• **What you have to do**
Return each of the entries below word for word.

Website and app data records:
____

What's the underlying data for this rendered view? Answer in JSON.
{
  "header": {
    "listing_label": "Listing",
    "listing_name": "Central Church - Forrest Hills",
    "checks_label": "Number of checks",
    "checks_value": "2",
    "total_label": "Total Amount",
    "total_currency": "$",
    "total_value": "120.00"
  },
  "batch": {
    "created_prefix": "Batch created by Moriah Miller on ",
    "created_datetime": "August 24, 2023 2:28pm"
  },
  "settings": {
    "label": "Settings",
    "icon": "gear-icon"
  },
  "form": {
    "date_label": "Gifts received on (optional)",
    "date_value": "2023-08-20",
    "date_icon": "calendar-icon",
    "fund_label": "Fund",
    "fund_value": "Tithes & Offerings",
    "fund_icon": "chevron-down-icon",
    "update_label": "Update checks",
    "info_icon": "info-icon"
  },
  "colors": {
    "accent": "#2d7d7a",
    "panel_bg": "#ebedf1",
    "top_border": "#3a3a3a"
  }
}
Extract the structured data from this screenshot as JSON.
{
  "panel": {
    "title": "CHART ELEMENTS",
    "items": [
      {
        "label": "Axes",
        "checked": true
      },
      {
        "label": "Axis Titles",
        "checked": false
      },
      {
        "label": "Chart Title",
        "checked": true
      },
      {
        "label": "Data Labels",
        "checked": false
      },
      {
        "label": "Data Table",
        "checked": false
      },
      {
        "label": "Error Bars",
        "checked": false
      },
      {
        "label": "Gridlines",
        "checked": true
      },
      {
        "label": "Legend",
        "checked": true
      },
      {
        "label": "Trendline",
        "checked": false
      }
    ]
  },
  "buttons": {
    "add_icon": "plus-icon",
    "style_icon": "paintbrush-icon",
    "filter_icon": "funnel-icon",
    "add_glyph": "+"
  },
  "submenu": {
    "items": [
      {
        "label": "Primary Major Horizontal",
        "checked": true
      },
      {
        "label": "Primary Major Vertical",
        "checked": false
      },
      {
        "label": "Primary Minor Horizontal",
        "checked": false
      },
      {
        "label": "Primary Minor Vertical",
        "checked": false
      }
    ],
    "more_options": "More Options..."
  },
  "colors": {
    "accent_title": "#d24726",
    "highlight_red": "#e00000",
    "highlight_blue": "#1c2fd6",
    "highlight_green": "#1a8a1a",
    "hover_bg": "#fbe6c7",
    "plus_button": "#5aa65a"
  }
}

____

• **Task solution**
What's the underlying data for this rendered view? Answer in JSON.
{
  "header": {
    "listing_label": "Listing",
    "listing_name": "Central Church - Forrest Hills",
    "checks_label": "Number of checks",
    "checks_value": "2",
    "total_label": "Total Amount",
    "total_currency": "$",
    "total_value": "120.00"
  },
  "batch": {
    "created_prefix": "Batch created by Moriah Miller on ",
    "created_datetime": "August 24, 2023 2:28pm"
  },
  "settings": {
    "label": "Settings",
    "icon": "gear-icon"
  },
  "form": {
    "date_label": "Gifts received on (optional)",
    "date_value": "2023-08-20",
    "date_icon": "calendar-icon",
    "fund_label": "Fund",
    "fund_value": "Tithes & Offerings",
    "fund_icon": "chevron-down-icon",
    "update_label": "Update checks",
    "info_icon": "info-icon"
  },
  "colors": {
    "accent": "#2d7d7a",
    "panel_bg": "#ebedf1",
    "top_border": "#3a3a3a"
  }
}
Extract the structured data from this screenshot as JSON.
{
  "panel": {
    "title": "CHART ELEMENTS",
    "items": [
      {
        "label": "Axes",
        "checked": true
      },
      {
        "label": "Axis Titles",
        "checked": false
      },
      {
        "label": "Chart Title",
        "checked": true
      },
      {
        "label": "Data Labels",
        "checked": false
      },
      {
        "label": "Data Table",
        "checked": false
      },
      {
        "label": "Error Bars",
        "checked": false
      },
      {
        "label": "Gridlines",
        "checked": true
      },
      {
        "label": "Legend",
        "checked": true
      },
      {
        "label": "Trendline",
        "checked": false
      }
    ]
  },
  "buttons": {
    "add_icon": "plus-icon",
    "style_icon": "paintbrush-icon",
    "filter_icon": "funnel-icon",
    "add_glyph": "+"
  },
  "submenu": {
    "items": [
      {
        "label": "Primary Major Horizontal",
        "checked": true
      },
      {
        "label": "Primary Major Vertical",
        "checked": false
      },
      {
        "label": "Primary Minor Horizontal",
        "checked": false
      },
      {
        "label": "Primary Minor Vertical",
        "checked": false
      }
    ],
    "more_options": "More Options..."
  },
  "colors": {
    "accent_title": "#d24726",
    "highlight_red": "#e00000",
    "highlight_blue": "#1c2fd6",
    "highlight_green": "#1a8a1a",
    "hover_bg": "#fbe6c7",
    "plus_button": "#5aa65a"
  }
}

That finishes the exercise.